======== MATERIAL SUPPLIED
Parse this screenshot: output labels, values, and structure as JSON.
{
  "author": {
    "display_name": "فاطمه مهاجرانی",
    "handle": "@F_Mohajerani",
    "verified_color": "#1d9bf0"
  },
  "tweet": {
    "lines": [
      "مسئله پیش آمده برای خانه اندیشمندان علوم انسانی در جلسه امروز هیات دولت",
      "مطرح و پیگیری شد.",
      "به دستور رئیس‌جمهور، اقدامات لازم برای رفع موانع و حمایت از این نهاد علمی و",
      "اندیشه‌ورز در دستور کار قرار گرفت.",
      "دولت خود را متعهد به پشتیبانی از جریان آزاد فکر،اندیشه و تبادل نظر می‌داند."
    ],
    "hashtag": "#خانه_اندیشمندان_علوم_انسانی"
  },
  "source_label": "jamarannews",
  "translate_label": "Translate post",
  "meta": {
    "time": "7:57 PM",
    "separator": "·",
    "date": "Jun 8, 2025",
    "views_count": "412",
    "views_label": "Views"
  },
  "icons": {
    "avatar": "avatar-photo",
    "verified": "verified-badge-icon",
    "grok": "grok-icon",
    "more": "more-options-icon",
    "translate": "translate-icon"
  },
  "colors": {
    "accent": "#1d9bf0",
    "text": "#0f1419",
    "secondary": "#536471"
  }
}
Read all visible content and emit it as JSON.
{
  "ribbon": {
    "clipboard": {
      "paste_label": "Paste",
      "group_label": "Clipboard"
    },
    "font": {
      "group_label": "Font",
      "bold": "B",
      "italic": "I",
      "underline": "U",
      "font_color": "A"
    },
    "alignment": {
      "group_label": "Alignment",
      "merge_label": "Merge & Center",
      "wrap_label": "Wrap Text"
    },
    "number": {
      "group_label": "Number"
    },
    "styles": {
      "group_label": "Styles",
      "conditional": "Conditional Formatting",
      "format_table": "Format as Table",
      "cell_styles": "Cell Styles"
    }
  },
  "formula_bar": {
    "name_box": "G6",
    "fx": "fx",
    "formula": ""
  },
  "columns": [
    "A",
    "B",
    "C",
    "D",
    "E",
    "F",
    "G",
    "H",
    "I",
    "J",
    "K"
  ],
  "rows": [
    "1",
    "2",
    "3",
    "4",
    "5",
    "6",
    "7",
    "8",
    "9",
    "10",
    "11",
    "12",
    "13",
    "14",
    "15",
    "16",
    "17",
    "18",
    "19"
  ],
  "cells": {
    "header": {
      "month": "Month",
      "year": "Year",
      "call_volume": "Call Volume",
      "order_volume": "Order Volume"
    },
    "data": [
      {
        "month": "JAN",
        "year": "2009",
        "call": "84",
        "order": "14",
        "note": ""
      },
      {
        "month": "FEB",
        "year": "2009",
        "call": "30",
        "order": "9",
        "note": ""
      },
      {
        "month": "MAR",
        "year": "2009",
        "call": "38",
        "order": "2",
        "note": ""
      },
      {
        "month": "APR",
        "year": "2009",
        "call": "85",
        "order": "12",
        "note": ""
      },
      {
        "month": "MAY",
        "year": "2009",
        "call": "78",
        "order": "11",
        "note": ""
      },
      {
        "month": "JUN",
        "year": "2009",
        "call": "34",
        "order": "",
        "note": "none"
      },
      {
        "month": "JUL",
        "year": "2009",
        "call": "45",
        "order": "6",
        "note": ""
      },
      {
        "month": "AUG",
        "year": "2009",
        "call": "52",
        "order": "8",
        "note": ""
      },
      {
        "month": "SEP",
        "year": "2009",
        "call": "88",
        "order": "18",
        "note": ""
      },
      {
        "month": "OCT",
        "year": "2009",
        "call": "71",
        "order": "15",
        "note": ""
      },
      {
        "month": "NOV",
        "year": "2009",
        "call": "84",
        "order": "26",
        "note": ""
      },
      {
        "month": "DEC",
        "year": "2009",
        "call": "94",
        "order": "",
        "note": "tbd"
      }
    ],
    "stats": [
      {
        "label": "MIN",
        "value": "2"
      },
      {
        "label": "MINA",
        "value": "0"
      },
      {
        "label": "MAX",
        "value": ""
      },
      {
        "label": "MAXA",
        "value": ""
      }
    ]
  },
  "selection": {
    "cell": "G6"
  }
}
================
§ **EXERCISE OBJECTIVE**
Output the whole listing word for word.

§ **RESPONSE**
Parse this screenshot: output labels, values, and structure as JSON.
{
  "author": {
    "display_name": "فاطمه مهاجرانی",
    "handle": "@F_Mohajerani",
    "verified_color": "#1d9bf0"
  },
  "tweet": {
    "lines": [
      "مسئله پیش آمده برای خانه اندیشمندان علوم انسانی در جلسه امروز هیات دولت",
      "مطرح و پیگیری شد.",
      "به دستور رئیس‌جمهور، اقدامات لازم برای رفع موانع و حمایت از این نهاد علمی و",
      "اندیشه‌ورز در دستور کار قرار گرفت.",
      "دولت خود را متعهد به پشتیبانی از جریان آزاد فکر،اندیشه و تبادل نظر می‌داند."
    ],
    "hashtag": "#خانه_اندیشمندان_علوم_انسانی"
  },
  "source_label": "jamarannews",
  "translate_label": "Translate post",
  "meta": {
    "time": "7:57 PM",
    "separator": "·",
    "date": "Jun 8, 2025",
    "views_count": "412",
    "views_label": "Views"
  },
  "icons": {
    "avatar": "avatar-photo",
    "verified": "verified-badge-icon",
    "grok": "grok-icon",
    "more": "more-options-icon",
    "translate": "translate-icon"
  },
  "colors": {
    "accent": "#1d9bf0",
    "text": "#0f1419",
    "secondary": "#536471"
  }
}
Read all visible content and emit it as JSON.
{
  "ribbon": {
    "clipboard": {
      "paste_label": "Paste",
      "group_label": "Clipboard"
    },
    "font": {
      "group_label": "Font",
      "bold": "B",
      "italic": "I",
      "underline": "U",
      "font_color": "A"
    },
    "alignment": {
      "group_label": "Alignment",
      "merge_label": "Merge & Center",
      "wrap_label": "Wrap Text"
    },
    "number": {
      "group_label": "Number"
    },
    "styles": {
      "group_label": "Styles",
      "conditional": "Conditional Formatting",
      "format_table": "Format as Table",
      "cell_styles": "Cell Styles"
    }
  },
  "formula_bar": {
    "name_box": "G6",
    "fx": "fx",
    "formula": ""
  },
  "columns": [
    "A",
    "B",
    "C",
    "D",
    "E",
    "F",
    "G",
    "H",
    "I",
    "J",
    "K"
  ],
  "rows": [
    "1",
    "2",
    "3",
    "4",
    "5",
    "6",
    "7",
    "8",
    "9",
    "10",
    "11",
    "12",
    "13",
    "14",
    "15",
    "16",
    "17",
    "18",
    "19"
  ],
  "cells": {
    "header": {
      "month": "Month",
      "year": "Year",
      "call_volume": "Call Volume",
      "order_volume": "Order Volume"
    },
    "data": [
      {
        "month": "JAN",
        "year": "2009",
        "call": "84",
        "order": "14",
        "note": ""
      },
      {
        "month": "FEB",
        "year": "2009",
        "call": "30",
        "order": "9",
        "note": ""
      },
      {
        "month": "MAR",
        "year": "2009",
        "call": "38",
        "order": "2",
        "note": ""
      },
      {
        "month": "APR",
        "year": "2009",
        "call": "85",
        "order": "12",
        "note": ""
      },
      {
        "month": "MAY",
        "year": "2009",
        "call": "78",
        "order": "11",
        "note": ""
      },
      {
        "month": "JUN",
        "year": "2009",
        "call": "34",
        "order": "",
        "note": "none"
      },
      {
        "month": "JUL",
        "year": "2009",
        "call": "45",
        "order": "6",
        "note": ""
      },
      {
        "month": "AUG",
        "year": "2009",
        "call": "52",
        "order": "8",
        "note": ""
      },
      {
        "month": "SEP",
        "year": "2009",
        "call": "88",
        "order": "18",
        "note": ""
      },
      {
        "month": "OCT",
        "year": "2009",
        "call": "71",
        "order": "15",
        "note": ""
      },
      {
        "month": "NOV",
        "year": "2009",
        "call": "84",
        "order": "26",
        "note": ""
      },
      {
        "month": "DEC",
        "year": "2009",
        "call": "94",
        "order": "",
        "note": "tbd"
      }
    ],
    "stats": [
      {
        "label": "MIN",
        "value": "2"
      },
      {
        "label": "MINA",
        "value": "0"
      },
      {
        "label": "MAX",
        "value": ""
      },
      {
        "label": "MAXA",
        "value": ""
      }
    ]
  },
  "selection": {
    "cell": "G6"
  }
}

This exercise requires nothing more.